Around 1,800 years ago, an artisan immortalized a Thracian athlete in brass, preserving what appears to be a wrestler’s likeness in the form of a balsamarium, or vessel used to store liquids including oils, balm and perfumes. Several decades later, the jar was buried alongside the remains of a 35- to 40-year-old man in what is now southeastern Bulgaria.
A new study published in the American Journal of Archaeology discusses this “spectacular” artifact in great detail, providing insights on the balsamarium’s origins, subject and place within the wider Thracian culture. (Thrace, an ancient region comprising parts of Greece, Bulgaria and Turkey, was under Roman control at the time of the jar’s production.)
As the authors explain, “By providing a detailed description of the balsamarium, the results of its metallographic analysis, and an accurate account of its archaeological context and its date, we hope to clarify some still unsolved problems related to the function and production of such vessels.”
Per Live Science’s Owen Jarus, the ancient jar depicts a goateed man with a bent nose likely broken during a wrestling match and never fully healed. The unidentified athlete boasts a tight-fitting cap made from the skin of a panther or leopard: Its nostrils and half-closed eyes appear on the front side of the accessory, while its sharp teeth, ears, spotted coat and mane are represented by skillfully rendered brasswork details.
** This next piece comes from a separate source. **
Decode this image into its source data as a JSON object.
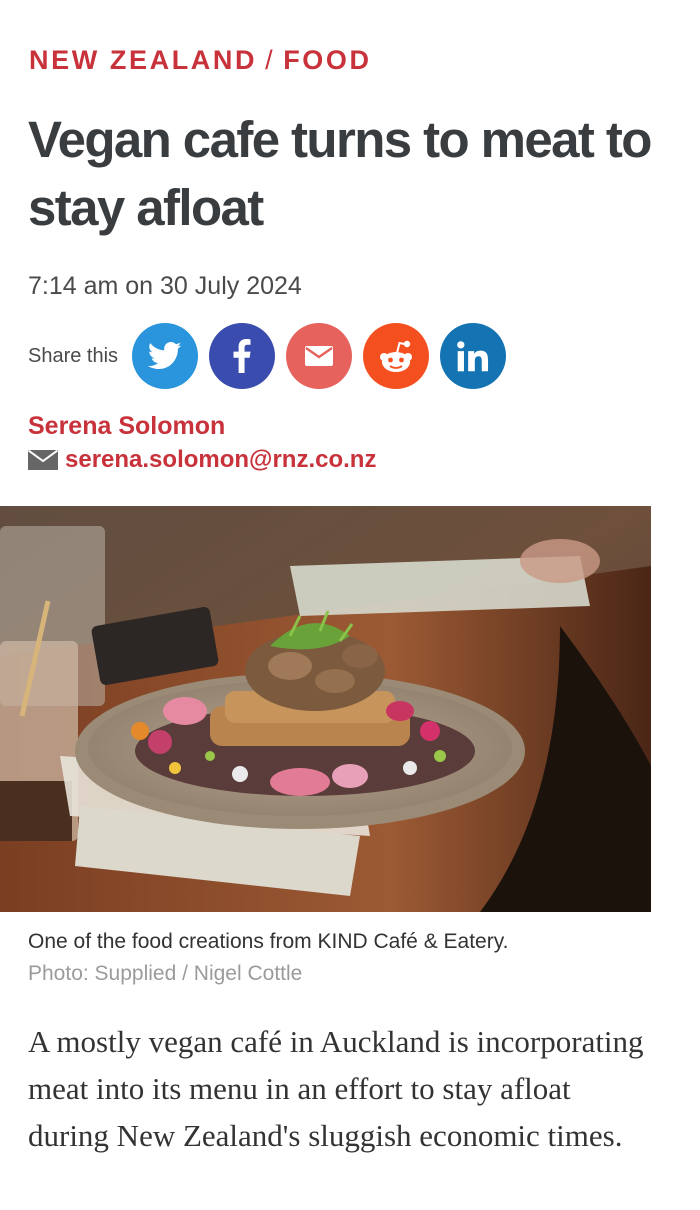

According to the study, the cap alludes to Hercules, a mythological Greek hero who defeated the Nemean lion and other seemingly unconquerable beasts. By including such an “impressive” adornment, the craftsman hinted at the athlete’s similarity to Hercules and, by extension, his “heroic power and courage.”
Archaeologists discovered the wrestler balsamarium while excavating a burial mound in 2015. As the study notes, the site also yielded two pairs of shoes; fragments of glass vessels; a bronze coin dated to between 198 and 217 A.D.; and a strigil, or curved blade used to scrape oil and dirt off one’s skin.
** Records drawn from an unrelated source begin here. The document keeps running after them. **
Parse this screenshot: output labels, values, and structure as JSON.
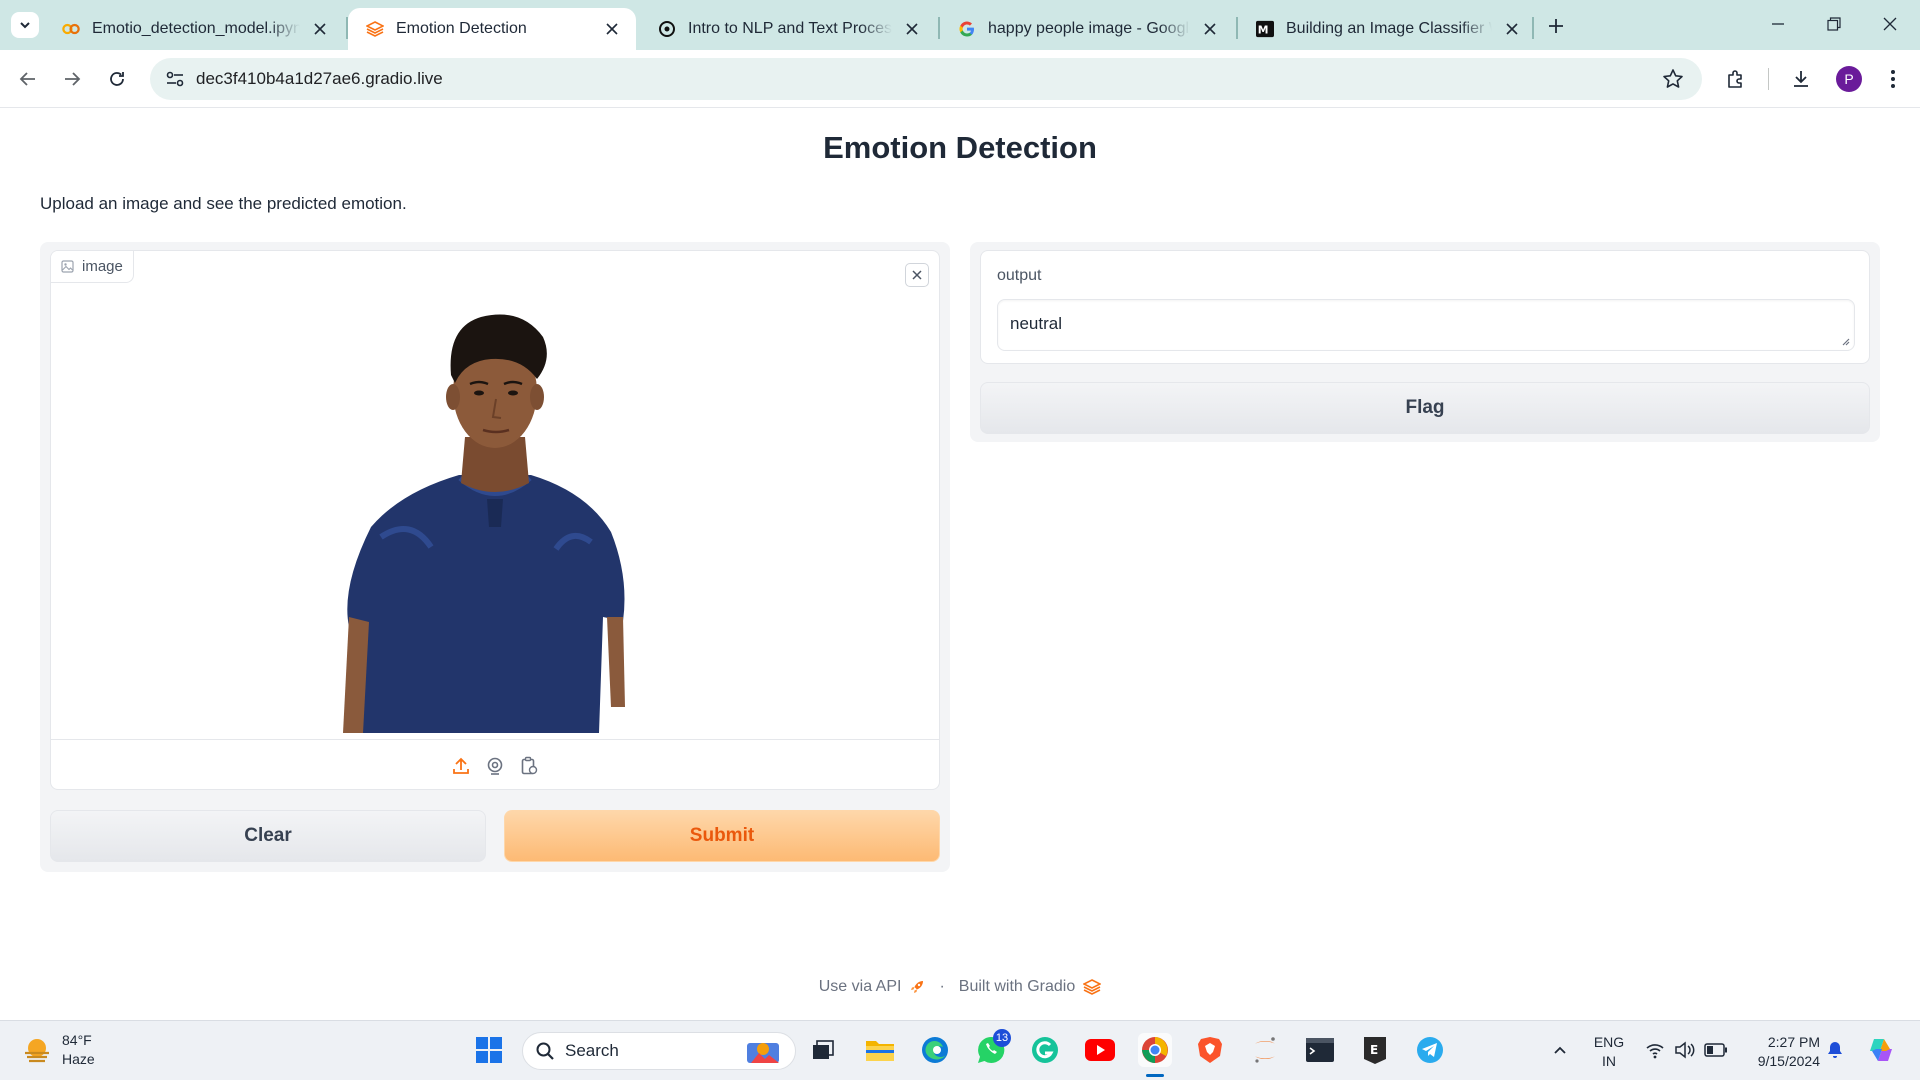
{
  "browser": {
    "tabs": [
      {
        "title": "Emotio_detection_model.ipynb",
        "icon": "colab-icon",
        "active": false
      },
      {
        "title": "Emotion Detection",
        "icon": "gradio-icon",
        "active": true
      },
      {
        "title": "Intro to NLP and Text Processing",
        "icon": "chatgpt-icon",
        "active": false
      },
      {
        "title": "happy people image - Google Search",
        "icon": "google-icon",
        "active": false
      },
      {
        "title": "Building an Image Classifier Web",
        "icon": "medium-icon",
        "active": false
      }
    ],
    "url": "dec3f410b4a1d27ae6.gradio.live",
    "profile_initial": "P"
  },
  "app": {
    "title": "Emotion Detection",
    "description": "Upload an image and see the predicted emotion.",
    "image_input": {
      "label": "image"
    },
    "clear_label": "Clear",
    "submit_label": "Submit",
    "output": {
      "label": "output",
      "value": "neutral"
    },
    "flag_label": "Flag",
    "footer": {
      "api_label": "Use via API",
      "separator": "·",
      "built_label": "Built with Gradio"
    }
  },
  "taskbar": {
    "weather_temp": "84°F",
    "weather_desc": "Haze",
    "search_label": "Search",
    "whatsapp_badge": "13",
    "lang_top": "ENG",
    "lang_bottom": "IN",
    "time": "2:27 PM",
    "date": "9/15/2024"
  },
  "colors": {
    "accent": "#ea580c",
    "tabbar": "#cfe7e5",
    "submit_bg": "#fdba74"
  }
}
Although scholars disagree on the historic function of balsamaria, the study’s authors point out that the presence of both the vessel and a strigil in a single grave points toward the former’s use as an unguent container associated with exercise and bathing. The jar’s anthropomorphic nature also supports this theory; rather than depicting a more typical subject such as Hercules or Dionysus, the balsamarium represents a man easily identified as an athlete on the basis of his crooked nose and intimidating cap.
Lead author Daniela Agre of the National Archaeological Institute with Museum at the Bulgarian Academy of Sciences tells Live Science’s Jarus that the grave likely belonged to a Thracian aristocrat who “practiced sport in his everyday life, rather than to a professional athlete.”
She adds, “We think that the tumulus”—a 9.8-foot-tall burial mound—“was used as a family necropolis and the deceased was a part of this family.”
Per the study, the individual in question used the balsamarium for as long as 20 to 25 years, wearing it out to such an extent that he had to have the jar’s handle replaced. Upon the man’s death, this prized possession followed him to the grave, where it remained for almost two millennia.